# Your goal:
Each entry below needs to be copied exactly, with nothing dropped.

[Opening Supplied records section]

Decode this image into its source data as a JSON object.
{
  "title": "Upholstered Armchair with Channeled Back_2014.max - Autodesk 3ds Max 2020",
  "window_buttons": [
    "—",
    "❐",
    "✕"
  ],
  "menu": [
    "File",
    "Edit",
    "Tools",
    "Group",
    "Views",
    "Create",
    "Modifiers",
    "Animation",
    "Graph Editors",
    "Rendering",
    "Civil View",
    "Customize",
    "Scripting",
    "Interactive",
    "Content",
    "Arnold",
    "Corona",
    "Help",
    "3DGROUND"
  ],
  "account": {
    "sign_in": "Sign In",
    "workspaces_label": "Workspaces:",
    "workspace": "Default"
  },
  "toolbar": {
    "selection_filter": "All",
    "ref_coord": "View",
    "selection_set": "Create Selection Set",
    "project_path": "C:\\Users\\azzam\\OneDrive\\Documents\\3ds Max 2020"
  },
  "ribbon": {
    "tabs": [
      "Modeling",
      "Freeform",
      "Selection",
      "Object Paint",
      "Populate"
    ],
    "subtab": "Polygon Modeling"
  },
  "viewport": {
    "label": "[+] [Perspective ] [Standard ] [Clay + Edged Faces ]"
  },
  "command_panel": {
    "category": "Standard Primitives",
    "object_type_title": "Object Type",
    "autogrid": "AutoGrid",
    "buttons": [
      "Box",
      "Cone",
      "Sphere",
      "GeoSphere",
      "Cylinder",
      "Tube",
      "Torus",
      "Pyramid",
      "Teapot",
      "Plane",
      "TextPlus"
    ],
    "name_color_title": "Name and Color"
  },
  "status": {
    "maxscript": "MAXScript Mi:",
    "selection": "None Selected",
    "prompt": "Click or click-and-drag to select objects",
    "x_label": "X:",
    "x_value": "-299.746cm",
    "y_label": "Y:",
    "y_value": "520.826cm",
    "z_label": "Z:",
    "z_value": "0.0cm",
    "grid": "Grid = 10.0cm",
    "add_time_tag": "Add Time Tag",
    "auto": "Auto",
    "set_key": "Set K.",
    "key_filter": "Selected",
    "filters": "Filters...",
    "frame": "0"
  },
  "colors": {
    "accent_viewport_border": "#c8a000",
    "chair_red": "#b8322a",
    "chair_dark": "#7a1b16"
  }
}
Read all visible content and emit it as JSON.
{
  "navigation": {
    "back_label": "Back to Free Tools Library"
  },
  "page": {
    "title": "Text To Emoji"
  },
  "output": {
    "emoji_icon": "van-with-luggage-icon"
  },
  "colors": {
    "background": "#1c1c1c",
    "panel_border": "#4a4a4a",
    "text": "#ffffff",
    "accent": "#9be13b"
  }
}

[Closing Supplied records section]

# Answer:
Decode this image into its source data as a JSON object.
{
  "title": "Upholstered Armchair with Channeled Back_2014.max - Autodesk 3ds Max 2020",
  "window_buttons": [
    "—",
    "❐",
    "✕"
  ],
  "menu": [
    "File",
    "Edit",
    "Tools",
    "Group",
    "Views",
    "Create",
    "Modifiers",
    "Animation",
    "Graph Editors",
    "Rendering",
    "Civil View",
    "Customize",
    "Scripting",
    "Interactive",
    "Content",
    "Arnold",
    "Corona",
    "Help",
    "3DGROUND"
  ],
  "account": {
    "sign_in": "Sign In",
    "workspaces_label": "Workspaces:",
    "workspace": "Default"
  },
  "toolbar": {
    "selection_filter": "All",
    "ref_coord": "View",
    "selection_set": "Create Selection Set",
    "project_path": "C:\\Users\\azzam\\OneDrive\\Documents\\3ds Max 2020"
  },
  "ribbon": {
    "tabs": [
      "Modeling",
      "Freeform",
      "Selection",
      "Object Paint",
      "Populate"
    ],
    "subtab": "Polygon Modeling"
  },
  "viewport": {
    "label": "[+] [Perspective ] [Standard ] [Clay + Edged Faces ]"
  },
  "command_panel": {
    "category": "Standard Primitives",
    "object_type_title": "Object Type",
    "autogrid": "AutoGrid",
    "buttons": [
      "Box",
      "Cone",
      "Sphere",
      "GeoSphere",
      "Cylinder",
      "Tube",
      "Torus",
      "Pyramid",
      "Teapot",
      "Plane",
      "TextPlus"
    ],
    "name_color_title": "Name and Color"
  },
  "status": {
    "maxscript": "MAXScript Mi:",
    "selection": "None Selected",
    "prompt": "Click or click-and-drag to select objects",
    "x_label": "X:",
    "x_value": "-299.746cm",
    "y_label": "Y:",
    "y_value": "520.826cm",
    "z_label": "Z:",
    "z_value": "0.0cm",
    "grid": "Grid = 10.0cm",
    "add_time_tag": "Add Time Tag",
    "auto": "Auto",
    "set_key": "Set K.",
    "key_filter": "Selected",
    "filters": "Filters...",
    "frame": "0"
  },
  "colors": {
    "accent_viewport_border": "#c8a000",
    "chair_red": "#b8322a",
    "chair_dark": "#7a1b16"
  }
}
Read all visible content and emit it as JSON.
{
  "navigation": {
    "back_label": "Back to Free Tools Library"
  },
  "page": {
    "title": "Text To Emoji"
  },
  "output": {
    "emoji_icon": "van-with-luggage-icon"
  },
  "colors": {
    "background": "#1c1c1c",
    "panel_border": "#4a4a4a",
    "text": "#ffffff",
    "accent": "#9be13b"
  }
}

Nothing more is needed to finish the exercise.